When I moved to Kentucky, I was exposed to one of the states hit hardest by the opioid crisis. The epidemic is something I had wanted to document since moving to Kentucky, and while I knew the crisis has been heavily covered, my goal was to add another angle by focusing on the range of people affected. The crisis is a national problem that I wanted to be able to bring down to a smaller and more personal scale in order for people who are not immediately exposed to it to be able to see the reality of how it can affect anyone.
I met Nikki through another story I had worked on and she welcomed me into her life with open arms. Nikki is a huge advocate for addicts and their families. She devotes her life to helping those struggling with addiction all in the memory of her late son, Brendan. She travels around Kentucky and speaks frequently in the Richmond and Lexington areas at recovery centers, jails and schools. Because of this and the work she does, Nikki and I worked together to be able to possibly expand the scope of people who Brendan’s story could reach.

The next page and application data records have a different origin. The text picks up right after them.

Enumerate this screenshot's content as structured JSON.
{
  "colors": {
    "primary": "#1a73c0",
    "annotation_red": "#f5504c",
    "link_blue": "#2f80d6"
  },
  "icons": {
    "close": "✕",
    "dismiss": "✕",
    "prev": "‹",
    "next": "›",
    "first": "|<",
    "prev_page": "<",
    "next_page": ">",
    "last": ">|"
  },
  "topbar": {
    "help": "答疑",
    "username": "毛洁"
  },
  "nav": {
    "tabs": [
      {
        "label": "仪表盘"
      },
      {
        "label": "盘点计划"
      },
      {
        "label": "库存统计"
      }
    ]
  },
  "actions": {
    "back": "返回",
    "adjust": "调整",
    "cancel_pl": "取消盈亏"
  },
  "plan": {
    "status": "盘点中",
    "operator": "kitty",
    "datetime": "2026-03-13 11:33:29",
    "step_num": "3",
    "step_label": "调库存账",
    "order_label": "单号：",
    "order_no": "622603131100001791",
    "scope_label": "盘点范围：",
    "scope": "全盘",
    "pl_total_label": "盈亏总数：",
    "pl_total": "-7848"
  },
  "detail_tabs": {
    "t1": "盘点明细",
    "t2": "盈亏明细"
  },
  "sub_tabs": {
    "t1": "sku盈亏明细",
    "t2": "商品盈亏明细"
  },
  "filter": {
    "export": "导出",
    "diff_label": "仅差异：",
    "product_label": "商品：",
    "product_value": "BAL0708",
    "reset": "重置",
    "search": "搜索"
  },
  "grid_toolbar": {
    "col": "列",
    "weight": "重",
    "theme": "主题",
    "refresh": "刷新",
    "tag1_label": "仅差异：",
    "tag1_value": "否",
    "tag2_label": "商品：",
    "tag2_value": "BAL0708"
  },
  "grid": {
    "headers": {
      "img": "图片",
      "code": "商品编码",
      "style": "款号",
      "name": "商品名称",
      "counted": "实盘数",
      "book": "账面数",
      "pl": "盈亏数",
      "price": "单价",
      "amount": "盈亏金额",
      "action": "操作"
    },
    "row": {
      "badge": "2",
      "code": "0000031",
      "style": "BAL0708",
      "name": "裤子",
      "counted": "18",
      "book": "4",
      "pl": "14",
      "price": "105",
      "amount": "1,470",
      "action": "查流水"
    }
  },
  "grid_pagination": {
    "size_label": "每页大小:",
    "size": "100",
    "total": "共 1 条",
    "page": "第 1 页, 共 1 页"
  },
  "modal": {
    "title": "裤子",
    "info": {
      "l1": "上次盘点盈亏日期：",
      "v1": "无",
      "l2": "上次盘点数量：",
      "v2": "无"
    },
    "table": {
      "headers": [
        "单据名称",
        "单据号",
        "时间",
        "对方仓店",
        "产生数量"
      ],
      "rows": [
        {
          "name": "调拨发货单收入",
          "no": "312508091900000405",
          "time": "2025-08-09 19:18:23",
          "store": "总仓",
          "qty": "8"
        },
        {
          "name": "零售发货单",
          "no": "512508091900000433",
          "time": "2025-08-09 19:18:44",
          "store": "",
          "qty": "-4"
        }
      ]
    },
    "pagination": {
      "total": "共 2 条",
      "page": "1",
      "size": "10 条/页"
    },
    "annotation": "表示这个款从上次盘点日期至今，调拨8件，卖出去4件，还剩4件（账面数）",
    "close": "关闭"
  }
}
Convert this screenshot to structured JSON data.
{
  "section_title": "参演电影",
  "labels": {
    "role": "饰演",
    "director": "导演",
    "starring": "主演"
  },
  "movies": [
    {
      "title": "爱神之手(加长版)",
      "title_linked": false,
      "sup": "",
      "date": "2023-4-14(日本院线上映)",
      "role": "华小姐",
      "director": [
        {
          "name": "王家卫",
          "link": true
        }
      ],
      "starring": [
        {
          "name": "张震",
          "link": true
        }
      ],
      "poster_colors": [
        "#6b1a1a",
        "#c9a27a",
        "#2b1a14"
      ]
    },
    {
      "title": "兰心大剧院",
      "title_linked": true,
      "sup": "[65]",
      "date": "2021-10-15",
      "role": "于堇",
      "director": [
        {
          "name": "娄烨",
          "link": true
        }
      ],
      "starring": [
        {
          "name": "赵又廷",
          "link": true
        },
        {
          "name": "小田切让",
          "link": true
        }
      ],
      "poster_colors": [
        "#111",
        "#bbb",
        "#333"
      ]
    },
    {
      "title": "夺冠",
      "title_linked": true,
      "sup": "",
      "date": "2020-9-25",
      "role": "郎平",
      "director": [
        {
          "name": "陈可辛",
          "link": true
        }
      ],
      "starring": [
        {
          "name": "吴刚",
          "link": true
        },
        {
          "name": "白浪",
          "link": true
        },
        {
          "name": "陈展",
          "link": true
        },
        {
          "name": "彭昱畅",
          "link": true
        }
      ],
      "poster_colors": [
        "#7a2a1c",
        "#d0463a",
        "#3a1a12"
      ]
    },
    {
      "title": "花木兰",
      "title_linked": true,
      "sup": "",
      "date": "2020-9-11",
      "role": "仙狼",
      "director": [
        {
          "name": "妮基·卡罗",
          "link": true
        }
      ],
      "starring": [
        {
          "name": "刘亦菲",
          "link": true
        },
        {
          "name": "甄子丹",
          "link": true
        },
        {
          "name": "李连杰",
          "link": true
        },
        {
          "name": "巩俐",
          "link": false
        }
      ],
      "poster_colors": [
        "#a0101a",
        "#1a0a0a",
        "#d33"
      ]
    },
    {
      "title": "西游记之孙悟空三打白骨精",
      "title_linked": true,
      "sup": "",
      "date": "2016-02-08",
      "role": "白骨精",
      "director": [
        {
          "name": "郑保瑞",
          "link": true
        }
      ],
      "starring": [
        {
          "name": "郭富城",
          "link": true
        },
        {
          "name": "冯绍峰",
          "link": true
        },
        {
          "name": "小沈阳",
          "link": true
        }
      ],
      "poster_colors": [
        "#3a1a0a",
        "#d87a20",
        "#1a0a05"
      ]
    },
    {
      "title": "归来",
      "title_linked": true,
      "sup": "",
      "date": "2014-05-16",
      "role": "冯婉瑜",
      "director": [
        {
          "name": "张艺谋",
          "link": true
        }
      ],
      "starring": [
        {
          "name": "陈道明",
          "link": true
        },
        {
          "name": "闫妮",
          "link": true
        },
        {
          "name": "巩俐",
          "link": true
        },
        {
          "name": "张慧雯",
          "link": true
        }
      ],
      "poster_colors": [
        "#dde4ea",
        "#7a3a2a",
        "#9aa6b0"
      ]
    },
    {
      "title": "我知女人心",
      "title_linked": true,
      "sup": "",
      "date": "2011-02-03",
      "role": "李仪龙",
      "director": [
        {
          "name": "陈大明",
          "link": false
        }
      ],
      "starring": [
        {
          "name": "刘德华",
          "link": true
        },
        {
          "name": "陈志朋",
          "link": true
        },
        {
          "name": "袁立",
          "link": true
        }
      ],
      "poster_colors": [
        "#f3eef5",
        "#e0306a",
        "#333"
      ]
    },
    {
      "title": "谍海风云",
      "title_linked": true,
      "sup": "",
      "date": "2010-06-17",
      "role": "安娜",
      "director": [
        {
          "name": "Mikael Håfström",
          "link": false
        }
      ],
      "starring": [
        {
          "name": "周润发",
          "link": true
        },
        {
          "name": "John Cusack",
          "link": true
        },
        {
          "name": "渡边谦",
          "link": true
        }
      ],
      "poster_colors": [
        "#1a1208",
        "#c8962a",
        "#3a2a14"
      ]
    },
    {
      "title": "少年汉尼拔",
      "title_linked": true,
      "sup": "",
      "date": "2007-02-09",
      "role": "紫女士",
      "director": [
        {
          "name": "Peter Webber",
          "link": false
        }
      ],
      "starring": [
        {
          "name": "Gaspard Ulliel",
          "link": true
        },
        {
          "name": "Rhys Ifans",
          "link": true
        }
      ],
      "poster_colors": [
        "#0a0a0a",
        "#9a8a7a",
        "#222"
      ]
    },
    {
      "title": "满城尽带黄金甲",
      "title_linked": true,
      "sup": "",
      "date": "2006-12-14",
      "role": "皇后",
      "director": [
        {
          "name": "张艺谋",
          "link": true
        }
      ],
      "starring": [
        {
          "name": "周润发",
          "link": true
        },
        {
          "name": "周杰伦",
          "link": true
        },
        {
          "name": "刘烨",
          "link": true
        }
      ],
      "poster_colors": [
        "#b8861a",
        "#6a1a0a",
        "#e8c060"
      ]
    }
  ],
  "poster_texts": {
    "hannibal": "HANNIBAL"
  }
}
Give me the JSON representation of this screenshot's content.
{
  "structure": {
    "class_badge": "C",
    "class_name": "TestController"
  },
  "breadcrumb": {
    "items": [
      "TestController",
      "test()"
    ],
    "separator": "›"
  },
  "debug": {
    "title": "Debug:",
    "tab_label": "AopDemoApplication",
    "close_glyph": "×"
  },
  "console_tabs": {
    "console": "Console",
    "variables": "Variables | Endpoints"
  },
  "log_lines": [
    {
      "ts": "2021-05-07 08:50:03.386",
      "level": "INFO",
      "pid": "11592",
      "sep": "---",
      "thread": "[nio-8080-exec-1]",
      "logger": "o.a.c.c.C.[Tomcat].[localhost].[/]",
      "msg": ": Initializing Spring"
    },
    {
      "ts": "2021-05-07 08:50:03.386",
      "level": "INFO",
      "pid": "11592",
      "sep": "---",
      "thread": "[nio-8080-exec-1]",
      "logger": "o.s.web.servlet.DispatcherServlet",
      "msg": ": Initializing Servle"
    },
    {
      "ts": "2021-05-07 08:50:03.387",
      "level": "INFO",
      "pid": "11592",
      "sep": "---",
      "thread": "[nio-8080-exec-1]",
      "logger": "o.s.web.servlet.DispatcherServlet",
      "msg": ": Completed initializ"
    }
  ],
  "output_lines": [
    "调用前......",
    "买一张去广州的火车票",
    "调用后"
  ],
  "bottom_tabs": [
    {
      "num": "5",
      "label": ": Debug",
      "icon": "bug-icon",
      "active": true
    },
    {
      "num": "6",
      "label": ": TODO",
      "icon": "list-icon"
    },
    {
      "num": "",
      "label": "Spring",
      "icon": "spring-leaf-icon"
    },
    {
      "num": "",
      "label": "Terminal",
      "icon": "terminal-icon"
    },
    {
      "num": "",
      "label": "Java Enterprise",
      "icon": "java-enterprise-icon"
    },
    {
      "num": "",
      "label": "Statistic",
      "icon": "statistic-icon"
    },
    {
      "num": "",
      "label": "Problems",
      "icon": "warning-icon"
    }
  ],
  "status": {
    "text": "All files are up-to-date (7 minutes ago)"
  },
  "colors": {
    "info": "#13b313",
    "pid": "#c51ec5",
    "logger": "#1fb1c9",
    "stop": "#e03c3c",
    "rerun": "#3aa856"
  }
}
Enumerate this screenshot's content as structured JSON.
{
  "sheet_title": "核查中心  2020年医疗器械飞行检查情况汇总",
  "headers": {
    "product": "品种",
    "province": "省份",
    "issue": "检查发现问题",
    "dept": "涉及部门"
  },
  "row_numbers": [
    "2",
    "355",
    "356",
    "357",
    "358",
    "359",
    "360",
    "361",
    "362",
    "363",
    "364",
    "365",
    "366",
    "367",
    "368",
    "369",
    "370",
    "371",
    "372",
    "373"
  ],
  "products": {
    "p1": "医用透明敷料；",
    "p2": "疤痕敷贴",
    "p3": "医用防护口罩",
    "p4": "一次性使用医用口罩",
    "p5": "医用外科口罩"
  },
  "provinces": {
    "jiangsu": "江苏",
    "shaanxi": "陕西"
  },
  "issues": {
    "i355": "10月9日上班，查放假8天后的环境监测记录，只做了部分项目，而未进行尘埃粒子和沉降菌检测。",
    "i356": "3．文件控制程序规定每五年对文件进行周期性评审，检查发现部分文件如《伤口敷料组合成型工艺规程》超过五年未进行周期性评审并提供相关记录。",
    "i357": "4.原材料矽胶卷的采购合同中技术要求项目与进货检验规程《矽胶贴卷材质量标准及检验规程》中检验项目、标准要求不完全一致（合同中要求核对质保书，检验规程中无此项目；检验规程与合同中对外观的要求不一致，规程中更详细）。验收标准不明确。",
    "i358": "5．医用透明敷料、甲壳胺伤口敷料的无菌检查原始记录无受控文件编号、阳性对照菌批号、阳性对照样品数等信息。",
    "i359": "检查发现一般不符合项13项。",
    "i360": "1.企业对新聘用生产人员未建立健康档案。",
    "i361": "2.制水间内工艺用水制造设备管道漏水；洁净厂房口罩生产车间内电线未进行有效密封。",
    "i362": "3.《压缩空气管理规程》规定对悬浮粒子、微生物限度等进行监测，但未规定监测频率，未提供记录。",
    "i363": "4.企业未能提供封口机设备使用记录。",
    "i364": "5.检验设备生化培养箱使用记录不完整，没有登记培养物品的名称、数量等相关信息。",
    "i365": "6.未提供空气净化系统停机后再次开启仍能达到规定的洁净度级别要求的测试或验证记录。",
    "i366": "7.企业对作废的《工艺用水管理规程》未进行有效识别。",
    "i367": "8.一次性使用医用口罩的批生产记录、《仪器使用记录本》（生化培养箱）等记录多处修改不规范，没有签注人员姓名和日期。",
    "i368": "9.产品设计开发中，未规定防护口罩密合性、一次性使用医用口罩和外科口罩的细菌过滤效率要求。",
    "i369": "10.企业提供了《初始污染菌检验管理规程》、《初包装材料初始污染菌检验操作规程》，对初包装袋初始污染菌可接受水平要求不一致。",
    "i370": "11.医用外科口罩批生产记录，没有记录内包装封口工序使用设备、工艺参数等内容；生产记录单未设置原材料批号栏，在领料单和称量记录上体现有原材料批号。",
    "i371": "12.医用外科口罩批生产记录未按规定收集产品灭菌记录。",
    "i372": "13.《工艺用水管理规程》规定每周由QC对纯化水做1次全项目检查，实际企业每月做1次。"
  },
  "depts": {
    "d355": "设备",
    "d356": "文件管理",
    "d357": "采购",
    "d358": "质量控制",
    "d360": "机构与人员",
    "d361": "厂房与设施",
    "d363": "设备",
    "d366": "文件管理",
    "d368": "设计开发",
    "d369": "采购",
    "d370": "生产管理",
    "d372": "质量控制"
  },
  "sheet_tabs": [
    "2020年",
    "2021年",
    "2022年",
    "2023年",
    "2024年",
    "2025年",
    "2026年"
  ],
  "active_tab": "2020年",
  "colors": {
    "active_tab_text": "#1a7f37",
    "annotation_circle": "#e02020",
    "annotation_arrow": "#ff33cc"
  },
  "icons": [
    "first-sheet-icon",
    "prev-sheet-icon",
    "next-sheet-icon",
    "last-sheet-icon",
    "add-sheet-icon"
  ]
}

Almost every weekend for about four months, I traveled two-and-a-half hours into a different time zone to tell Nikki’s story. We bonded over our love for dogs, chocolate and good coffee while I soaked in the wonderful stories she shared with me about Brendan’s childhood. By the end of my time with Nikki, I felt like I had known Brendan too. While working on this story, I was close to the age Brendan was when he overdosed, which gave Nikki and me another level of connection.
I decided to add the first responders after looking at statistics and realizing just how many overdose calls the Louisville Fire Department runs on a daily basis. I thought to myself that having to see that everyday has to affect those first responders as well. It was also a way for me to seamlessly introduce statistics into the narrative.
Nikki wants people who are struggling from addiction and the families of those struggling to know that there is hope and there is someone out there who wants them to get better. I am forever grateful to Nikki for letting me into her life and allowing me to share Brendan and her story.
Updated December 27, 2019